**WHAT YOU NEED TO DO**
Please return every line of the records below that contains the word "Renderer".

(Dataset rows describing interfaces)
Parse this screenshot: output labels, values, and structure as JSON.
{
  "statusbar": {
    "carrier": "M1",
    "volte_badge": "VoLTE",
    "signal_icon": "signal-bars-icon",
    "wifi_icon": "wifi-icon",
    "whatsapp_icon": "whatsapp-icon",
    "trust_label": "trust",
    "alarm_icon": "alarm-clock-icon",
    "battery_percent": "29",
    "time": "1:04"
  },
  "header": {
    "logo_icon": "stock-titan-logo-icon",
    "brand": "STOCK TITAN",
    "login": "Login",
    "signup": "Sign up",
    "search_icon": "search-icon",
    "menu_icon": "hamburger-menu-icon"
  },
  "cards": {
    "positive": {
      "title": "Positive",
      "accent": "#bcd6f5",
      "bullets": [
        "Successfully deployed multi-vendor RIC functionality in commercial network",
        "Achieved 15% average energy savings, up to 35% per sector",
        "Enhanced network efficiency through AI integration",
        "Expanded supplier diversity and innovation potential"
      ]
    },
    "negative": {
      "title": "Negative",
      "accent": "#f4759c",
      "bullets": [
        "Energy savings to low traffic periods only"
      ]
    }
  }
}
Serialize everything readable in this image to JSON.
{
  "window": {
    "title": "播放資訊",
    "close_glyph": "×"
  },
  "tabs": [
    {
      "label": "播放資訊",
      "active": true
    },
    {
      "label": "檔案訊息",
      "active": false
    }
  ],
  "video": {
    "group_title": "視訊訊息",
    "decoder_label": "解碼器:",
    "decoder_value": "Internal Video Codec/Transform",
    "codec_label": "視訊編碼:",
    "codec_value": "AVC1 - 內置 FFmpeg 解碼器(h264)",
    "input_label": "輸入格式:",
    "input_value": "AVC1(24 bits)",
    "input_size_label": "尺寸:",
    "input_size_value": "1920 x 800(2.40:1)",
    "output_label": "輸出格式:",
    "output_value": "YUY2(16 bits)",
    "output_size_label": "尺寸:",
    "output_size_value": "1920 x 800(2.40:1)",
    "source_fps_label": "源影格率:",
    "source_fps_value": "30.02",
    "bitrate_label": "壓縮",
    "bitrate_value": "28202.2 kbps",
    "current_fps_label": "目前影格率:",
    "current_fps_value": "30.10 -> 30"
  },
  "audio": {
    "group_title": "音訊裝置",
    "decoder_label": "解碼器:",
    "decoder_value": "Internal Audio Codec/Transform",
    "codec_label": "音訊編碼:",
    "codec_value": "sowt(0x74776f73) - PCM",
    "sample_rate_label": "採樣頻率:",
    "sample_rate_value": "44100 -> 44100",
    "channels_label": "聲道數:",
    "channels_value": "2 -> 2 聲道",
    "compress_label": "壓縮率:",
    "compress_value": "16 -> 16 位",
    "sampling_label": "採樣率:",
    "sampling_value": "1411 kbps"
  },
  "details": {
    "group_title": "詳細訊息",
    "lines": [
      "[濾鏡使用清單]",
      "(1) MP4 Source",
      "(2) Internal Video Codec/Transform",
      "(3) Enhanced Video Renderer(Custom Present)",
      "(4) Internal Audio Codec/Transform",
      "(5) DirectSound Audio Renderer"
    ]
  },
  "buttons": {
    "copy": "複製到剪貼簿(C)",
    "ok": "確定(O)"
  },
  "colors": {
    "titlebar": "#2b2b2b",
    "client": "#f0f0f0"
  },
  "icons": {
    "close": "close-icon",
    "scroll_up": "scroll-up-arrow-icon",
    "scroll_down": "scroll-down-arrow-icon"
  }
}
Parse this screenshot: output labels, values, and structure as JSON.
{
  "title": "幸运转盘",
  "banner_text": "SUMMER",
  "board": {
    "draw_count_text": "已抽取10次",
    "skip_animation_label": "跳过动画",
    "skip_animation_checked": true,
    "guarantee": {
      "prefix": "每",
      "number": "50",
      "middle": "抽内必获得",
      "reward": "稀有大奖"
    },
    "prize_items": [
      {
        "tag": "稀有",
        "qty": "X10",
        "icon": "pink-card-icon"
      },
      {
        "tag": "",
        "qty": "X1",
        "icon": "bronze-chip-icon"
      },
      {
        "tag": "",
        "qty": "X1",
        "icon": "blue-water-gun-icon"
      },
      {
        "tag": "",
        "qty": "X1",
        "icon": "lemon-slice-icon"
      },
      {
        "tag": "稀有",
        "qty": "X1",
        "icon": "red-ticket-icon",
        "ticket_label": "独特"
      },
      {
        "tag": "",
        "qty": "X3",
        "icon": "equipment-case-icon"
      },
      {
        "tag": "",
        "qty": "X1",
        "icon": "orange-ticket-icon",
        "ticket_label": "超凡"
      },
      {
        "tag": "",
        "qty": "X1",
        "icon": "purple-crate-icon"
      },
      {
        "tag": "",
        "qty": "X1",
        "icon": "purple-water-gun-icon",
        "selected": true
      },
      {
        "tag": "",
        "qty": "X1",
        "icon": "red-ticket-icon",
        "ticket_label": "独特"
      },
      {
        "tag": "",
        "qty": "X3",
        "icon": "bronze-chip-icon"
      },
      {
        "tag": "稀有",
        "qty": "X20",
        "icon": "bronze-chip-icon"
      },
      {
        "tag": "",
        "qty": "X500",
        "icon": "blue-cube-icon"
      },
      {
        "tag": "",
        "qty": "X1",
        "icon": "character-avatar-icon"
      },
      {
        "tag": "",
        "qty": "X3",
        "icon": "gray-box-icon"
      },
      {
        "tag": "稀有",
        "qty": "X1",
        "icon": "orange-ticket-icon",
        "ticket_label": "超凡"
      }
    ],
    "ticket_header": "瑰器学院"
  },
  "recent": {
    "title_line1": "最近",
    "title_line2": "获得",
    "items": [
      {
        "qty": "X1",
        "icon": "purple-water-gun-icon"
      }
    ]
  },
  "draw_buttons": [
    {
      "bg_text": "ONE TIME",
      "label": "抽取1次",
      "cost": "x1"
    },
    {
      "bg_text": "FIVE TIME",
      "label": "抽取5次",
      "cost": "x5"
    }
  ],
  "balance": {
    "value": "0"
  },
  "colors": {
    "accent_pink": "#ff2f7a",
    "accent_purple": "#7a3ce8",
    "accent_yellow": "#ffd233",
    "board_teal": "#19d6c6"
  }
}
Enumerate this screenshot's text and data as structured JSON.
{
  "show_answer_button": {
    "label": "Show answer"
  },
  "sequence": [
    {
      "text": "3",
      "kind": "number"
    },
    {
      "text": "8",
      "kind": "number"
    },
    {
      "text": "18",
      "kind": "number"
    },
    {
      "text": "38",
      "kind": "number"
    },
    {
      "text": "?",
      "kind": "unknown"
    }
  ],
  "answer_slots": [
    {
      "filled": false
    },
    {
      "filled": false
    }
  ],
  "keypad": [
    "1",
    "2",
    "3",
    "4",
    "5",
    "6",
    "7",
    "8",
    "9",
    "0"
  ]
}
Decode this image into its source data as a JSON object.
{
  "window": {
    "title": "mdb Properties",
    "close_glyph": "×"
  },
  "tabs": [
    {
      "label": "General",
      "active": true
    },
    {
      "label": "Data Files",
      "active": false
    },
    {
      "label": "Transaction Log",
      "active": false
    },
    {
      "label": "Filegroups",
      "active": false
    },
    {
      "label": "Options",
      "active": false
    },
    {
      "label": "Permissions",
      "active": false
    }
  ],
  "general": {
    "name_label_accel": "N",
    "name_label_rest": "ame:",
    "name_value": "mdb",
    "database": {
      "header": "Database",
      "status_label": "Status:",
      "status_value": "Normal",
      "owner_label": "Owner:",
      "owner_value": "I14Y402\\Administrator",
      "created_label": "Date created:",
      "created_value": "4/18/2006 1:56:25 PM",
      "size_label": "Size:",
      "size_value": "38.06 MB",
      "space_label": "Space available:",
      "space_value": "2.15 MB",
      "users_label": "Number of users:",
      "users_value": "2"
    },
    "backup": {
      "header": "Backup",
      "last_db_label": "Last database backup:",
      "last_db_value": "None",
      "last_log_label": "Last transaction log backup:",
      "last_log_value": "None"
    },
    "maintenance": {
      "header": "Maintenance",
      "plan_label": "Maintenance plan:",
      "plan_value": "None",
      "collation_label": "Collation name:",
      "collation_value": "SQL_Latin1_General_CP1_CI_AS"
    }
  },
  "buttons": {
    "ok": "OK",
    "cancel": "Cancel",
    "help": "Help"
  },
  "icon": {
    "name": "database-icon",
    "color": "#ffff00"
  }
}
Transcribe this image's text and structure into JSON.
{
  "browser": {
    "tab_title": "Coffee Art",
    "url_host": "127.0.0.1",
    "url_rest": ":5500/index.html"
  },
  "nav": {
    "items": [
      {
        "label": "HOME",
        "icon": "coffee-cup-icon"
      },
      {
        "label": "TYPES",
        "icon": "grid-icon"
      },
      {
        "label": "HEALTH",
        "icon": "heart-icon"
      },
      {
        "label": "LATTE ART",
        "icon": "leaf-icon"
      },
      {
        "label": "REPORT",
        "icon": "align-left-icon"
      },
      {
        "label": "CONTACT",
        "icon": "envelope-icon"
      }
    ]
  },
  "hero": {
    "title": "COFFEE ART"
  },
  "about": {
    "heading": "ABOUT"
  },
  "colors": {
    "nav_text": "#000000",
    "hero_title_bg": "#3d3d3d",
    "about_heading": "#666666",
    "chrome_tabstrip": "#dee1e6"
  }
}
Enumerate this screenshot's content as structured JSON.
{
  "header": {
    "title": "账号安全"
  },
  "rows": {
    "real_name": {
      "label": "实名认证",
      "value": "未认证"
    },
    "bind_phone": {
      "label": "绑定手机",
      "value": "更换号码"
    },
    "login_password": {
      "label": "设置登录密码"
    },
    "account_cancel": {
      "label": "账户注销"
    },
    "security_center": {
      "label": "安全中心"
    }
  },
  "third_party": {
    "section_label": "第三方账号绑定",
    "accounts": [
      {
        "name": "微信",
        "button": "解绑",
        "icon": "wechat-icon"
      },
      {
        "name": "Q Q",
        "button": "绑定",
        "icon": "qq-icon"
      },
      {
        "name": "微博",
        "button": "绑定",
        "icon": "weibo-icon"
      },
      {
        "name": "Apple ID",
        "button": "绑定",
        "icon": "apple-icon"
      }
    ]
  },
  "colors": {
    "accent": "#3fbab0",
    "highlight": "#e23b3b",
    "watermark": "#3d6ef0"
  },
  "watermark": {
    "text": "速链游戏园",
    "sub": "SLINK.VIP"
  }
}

**FINISHED EXERCISE**
      "(3) Enhanced Video Renderer(Custom Present)",
      "(5) DirectSound Audio Renderer"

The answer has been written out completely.